**INPUT DATA**
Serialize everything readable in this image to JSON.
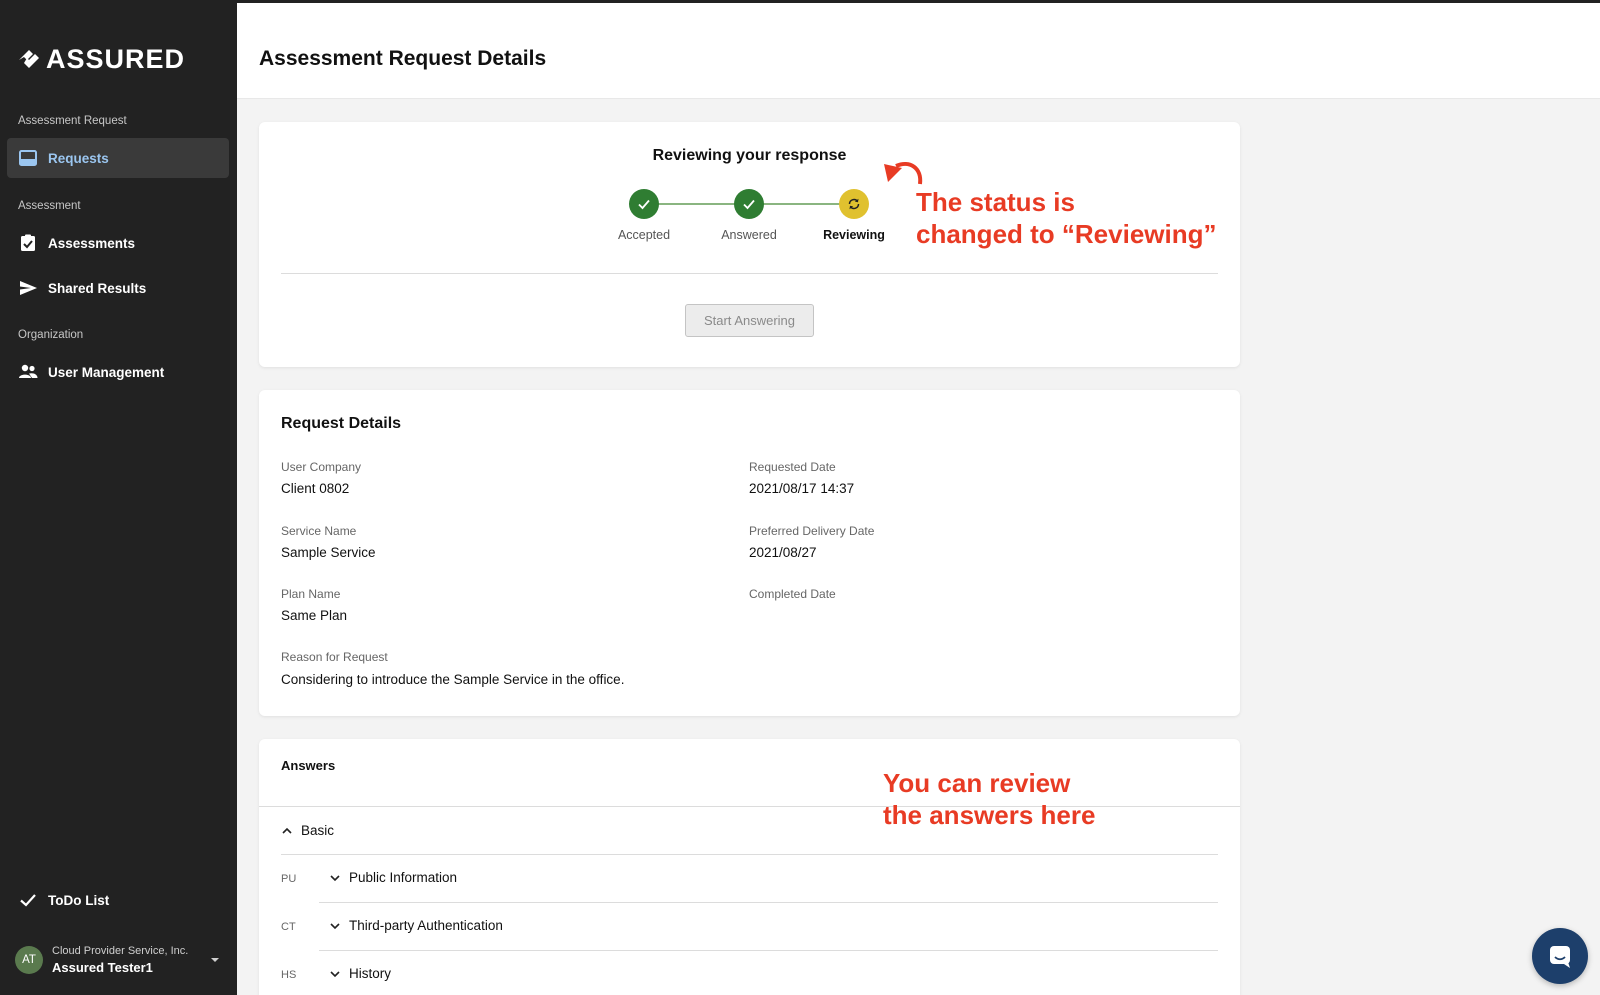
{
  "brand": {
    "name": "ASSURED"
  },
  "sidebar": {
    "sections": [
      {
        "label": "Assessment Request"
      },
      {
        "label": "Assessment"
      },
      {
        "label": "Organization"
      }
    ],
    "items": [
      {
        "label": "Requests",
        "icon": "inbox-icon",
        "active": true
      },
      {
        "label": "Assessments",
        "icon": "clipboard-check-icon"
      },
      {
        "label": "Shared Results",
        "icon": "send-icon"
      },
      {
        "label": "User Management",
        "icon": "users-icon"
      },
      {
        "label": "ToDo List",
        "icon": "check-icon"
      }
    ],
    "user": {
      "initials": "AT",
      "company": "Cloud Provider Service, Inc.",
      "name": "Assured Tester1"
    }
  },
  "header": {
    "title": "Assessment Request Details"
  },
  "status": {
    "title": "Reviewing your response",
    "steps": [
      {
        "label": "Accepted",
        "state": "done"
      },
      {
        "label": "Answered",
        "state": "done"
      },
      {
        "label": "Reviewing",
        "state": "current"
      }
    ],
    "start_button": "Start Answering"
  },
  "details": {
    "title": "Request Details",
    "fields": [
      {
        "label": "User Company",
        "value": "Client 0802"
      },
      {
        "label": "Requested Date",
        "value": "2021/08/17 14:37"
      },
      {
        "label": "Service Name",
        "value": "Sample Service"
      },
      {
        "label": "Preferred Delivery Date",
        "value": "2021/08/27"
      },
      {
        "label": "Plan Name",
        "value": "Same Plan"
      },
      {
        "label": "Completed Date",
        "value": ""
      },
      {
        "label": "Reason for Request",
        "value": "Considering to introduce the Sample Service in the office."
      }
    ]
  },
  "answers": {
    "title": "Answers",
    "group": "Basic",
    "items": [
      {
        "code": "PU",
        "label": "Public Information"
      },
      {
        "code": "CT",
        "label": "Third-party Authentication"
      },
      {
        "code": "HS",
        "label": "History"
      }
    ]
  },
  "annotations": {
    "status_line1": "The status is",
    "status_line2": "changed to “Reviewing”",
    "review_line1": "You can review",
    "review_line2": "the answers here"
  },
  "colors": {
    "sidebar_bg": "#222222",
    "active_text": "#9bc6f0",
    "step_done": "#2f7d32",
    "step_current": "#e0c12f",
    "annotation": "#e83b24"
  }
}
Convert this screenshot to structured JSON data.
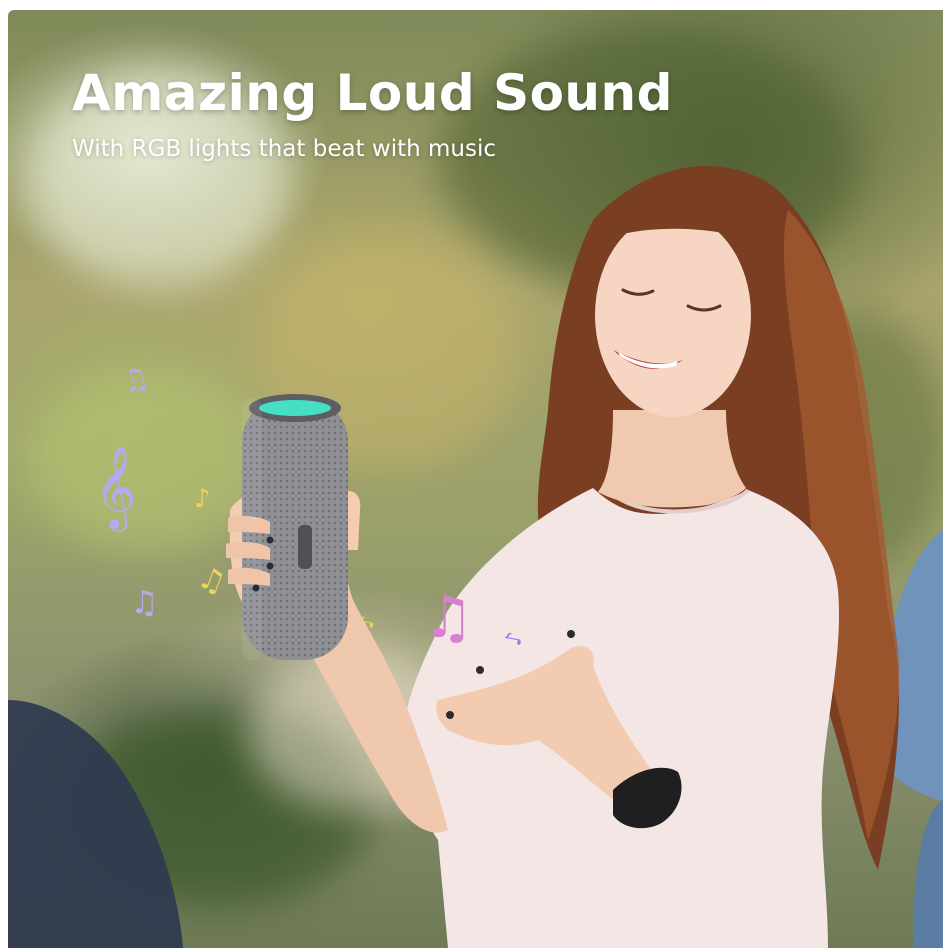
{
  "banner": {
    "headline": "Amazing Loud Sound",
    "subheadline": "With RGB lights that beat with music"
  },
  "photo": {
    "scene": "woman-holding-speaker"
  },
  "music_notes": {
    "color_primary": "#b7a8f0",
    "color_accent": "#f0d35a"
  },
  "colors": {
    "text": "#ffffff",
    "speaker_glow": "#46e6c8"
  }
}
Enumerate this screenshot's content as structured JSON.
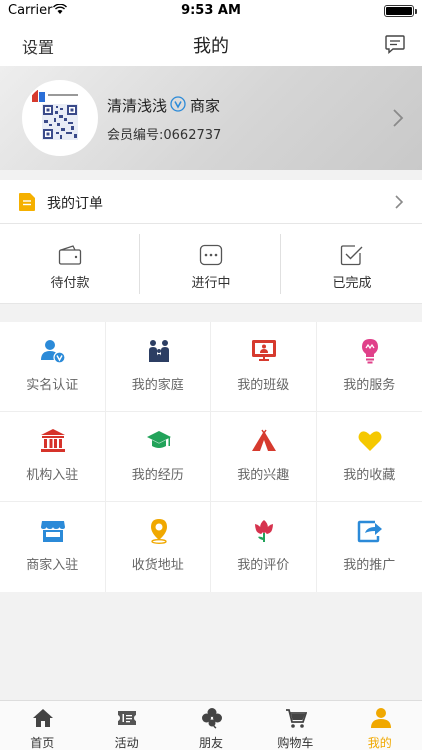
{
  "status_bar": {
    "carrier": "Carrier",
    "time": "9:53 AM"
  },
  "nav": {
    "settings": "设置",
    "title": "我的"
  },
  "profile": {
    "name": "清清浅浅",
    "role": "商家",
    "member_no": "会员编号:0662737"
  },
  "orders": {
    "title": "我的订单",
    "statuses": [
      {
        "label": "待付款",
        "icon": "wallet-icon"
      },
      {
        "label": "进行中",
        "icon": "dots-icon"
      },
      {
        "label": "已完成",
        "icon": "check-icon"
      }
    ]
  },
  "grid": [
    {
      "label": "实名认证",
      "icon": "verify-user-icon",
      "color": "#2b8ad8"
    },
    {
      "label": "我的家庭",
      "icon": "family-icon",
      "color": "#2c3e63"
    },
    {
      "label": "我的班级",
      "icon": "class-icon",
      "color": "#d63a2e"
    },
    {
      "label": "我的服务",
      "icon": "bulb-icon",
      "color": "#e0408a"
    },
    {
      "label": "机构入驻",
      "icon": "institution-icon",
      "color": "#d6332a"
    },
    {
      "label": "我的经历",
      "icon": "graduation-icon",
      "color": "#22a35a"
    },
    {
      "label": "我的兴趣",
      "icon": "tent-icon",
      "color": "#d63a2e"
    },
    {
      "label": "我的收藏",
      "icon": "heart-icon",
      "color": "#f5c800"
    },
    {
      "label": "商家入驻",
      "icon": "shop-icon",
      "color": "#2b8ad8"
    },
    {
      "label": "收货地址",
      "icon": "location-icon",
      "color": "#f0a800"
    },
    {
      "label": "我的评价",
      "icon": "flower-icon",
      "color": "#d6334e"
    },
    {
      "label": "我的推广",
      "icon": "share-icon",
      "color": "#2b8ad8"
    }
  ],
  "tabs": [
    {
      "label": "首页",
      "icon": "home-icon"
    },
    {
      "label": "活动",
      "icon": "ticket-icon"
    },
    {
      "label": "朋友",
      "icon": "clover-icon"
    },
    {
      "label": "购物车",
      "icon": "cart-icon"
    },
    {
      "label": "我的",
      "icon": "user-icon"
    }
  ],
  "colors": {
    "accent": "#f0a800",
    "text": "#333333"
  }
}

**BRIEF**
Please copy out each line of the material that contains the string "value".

**TASK OUTPUT**
        "value": "Client 0802"
        "value": "2021/08/17 14:37"
        "value": "Sample Service"
        "value": "2021/08/27"
        "value": "Same Plan"
        "value": ""
        "value": "Considering to introduce the Sample Service in the office."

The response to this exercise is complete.